* Task objective
The answer must consist of every line in the data below that holds the word "true".
======== Data under study ========
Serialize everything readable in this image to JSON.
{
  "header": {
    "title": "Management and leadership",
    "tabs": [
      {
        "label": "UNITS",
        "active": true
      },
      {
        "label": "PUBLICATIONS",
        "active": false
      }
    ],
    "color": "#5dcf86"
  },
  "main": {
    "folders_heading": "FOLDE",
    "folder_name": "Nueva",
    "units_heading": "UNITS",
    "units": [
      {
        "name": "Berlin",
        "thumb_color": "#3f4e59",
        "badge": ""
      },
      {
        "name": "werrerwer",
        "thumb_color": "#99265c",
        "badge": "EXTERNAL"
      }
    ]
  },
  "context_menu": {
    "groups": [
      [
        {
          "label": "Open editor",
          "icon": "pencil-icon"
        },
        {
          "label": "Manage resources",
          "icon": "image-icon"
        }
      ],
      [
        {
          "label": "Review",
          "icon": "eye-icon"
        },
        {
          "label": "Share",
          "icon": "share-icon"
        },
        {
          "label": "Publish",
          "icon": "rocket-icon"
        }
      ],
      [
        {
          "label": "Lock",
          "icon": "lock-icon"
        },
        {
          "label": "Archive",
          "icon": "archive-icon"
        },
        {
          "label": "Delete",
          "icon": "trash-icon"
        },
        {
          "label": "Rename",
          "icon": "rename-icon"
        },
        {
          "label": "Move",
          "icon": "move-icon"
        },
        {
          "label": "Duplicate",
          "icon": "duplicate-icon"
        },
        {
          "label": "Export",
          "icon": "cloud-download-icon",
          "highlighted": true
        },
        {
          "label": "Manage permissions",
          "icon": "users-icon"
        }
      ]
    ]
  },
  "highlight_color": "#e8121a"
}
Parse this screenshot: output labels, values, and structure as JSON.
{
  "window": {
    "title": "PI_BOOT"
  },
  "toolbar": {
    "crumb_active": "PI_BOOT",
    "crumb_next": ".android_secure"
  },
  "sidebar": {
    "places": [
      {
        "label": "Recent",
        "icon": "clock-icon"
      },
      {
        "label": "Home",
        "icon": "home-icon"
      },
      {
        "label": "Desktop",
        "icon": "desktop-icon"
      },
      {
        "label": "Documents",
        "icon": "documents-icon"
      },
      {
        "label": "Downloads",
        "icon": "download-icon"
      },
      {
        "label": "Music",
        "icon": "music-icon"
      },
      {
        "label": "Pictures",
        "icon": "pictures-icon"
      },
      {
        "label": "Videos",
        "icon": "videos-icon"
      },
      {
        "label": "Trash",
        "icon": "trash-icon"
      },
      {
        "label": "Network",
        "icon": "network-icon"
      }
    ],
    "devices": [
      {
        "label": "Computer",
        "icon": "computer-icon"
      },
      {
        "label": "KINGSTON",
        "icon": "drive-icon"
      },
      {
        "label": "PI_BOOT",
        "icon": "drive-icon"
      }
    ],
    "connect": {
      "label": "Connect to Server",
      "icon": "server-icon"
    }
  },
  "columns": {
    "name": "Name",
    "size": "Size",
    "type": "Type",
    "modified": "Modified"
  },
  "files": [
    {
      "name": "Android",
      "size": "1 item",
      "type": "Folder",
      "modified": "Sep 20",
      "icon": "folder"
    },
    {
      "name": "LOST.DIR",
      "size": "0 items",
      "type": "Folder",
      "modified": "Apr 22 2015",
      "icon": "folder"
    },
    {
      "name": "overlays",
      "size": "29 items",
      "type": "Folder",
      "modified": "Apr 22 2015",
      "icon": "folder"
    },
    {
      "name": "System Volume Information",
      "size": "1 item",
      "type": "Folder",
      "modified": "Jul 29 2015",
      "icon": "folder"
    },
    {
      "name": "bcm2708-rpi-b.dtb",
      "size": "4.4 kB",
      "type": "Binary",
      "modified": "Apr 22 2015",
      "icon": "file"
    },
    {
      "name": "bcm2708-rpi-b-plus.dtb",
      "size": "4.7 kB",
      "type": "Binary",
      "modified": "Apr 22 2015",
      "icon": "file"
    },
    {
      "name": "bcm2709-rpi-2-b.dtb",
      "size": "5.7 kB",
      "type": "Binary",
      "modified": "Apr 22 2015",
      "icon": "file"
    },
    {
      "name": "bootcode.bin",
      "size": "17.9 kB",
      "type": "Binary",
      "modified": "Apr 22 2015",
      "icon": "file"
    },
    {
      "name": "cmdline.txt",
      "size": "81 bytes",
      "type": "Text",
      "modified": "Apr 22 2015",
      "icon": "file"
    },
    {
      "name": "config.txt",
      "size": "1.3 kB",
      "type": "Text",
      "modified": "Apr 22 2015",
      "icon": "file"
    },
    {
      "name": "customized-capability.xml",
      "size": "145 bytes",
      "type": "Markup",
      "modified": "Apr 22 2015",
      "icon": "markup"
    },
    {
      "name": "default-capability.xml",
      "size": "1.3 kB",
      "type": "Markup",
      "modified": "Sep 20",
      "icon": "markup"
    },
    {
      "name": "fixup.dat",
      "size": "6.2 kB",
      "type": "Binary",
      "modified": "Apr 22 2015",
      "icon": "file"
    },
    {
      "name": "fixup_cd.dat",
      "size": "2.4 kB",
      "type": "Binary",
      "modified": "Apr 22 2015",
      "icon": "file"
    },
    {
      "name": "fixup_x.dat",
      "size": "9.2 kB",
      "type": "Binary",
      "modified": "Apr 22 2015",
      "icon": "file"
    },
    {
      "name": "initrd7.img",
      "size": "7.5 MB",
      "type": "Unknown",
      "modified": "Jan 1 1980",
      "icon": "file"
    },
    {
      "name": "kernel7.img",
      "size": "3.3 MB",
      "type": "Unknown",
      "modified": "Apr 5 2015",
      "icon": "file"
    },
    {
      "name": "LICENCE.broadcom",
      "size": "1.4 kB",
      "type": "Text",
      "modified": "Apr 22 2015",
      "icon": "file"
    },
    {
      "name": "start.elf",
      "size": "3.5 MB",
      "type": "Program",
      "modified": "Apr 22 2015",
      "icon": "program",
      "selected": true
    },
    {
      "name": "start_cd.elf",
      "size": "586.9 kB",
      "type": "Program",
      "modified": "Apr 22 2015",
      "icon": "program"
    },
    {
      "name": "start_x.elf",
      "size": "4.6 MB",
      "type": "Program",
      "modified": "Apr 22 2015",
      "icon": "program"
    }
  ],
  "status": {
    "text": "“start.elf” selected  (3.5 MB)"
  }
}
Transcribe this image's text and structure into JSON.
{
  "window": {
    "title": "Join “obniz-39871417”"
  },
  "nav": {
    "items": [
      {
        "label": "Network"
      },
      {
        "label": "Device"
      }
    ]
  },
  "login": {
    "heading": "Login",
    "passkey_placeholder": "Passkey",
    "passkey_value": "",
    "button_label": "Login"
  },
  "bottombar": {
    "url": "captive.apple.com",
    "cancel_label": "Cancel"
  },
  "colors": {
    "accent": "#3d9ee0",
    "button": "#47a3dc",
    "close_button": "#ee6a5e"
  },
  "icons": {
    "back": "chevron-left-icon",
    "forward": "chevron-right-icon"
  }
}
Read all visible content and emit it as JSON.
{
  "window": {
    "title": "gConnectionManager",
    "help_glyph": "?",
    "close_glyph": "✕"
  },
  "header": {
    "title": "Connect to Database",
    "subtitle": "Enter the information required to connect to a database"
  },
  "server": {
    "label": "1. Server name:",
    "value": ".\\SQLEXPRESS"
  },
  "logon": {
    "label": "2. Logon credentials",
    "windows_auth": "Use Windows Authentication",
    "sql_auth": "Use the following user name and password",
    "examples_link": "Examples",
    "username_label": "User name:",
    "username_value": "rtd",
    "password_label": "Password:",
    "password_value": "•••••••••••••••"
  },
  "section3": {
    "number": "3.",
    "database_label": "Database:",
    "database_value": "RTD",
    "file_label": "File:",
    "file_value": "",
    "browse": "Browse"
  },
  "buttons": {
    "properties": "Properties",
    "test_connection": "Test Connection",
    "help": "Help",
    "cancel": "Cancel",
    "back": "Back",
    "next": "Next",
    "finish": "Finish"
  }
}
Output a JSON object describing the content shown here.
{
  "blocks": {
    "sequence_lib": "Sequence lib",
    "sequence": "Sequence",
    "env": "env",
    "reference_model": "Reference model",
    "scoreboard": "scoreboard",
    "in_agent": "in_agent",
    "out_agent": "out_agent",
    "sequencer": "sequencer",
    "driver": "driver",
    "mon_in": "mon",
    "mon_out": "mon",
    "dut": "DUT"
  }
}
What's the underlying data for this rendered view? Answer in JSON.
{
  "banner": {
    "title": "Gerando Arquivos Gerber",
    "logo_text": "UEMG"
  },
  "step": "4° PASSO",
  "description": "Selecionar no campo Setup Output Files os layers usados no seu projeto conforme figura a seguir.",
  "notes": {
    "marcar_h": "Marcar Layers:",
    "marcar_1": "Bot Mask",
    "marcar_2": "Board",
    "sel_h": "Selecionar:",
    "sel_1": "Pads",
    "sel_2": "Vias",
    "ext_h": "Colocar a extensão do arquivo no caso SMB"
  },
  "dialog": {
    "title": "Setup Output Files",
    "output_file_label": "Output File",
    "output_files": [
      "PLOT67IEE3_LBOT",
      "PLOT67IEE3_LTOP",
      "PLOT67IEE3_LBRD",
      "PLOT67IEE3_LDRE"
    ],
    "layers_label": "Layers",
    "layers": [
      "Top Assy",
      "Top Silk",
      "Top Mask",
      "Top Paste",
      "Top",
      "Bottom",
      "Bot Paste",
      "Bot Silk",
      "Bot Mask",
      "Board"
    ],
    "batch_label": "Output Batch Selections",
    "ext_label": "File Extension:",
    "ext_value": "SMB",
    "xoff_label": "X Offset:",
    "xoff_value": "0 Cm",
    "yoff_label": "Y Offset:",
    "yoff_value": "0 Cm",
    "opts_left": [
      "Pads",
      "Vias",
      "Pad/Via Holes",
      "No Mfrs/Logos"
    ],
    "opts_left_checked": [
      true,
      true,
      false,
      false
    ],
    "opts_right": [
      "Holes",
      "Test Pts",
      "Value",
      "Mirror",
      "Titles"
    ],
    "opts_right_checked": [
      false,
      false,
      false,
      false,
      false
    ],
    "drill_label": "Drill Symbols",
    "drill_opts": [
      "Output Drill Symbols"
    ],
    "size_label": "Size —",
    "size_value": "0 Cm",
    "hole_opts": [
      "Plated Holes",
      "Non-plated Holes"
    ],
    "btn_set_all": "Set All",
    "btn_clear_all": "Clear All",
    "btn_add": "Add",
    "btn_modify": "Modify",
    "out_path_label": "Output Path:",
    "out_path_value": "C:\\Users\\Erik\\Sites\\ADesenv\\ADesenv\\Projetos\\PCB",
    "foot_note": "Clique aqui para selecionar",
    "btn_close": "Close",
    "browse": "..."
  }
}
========
* Answer box
        "active": true
          "highlighted": true
      "selected": true
      true,
      true,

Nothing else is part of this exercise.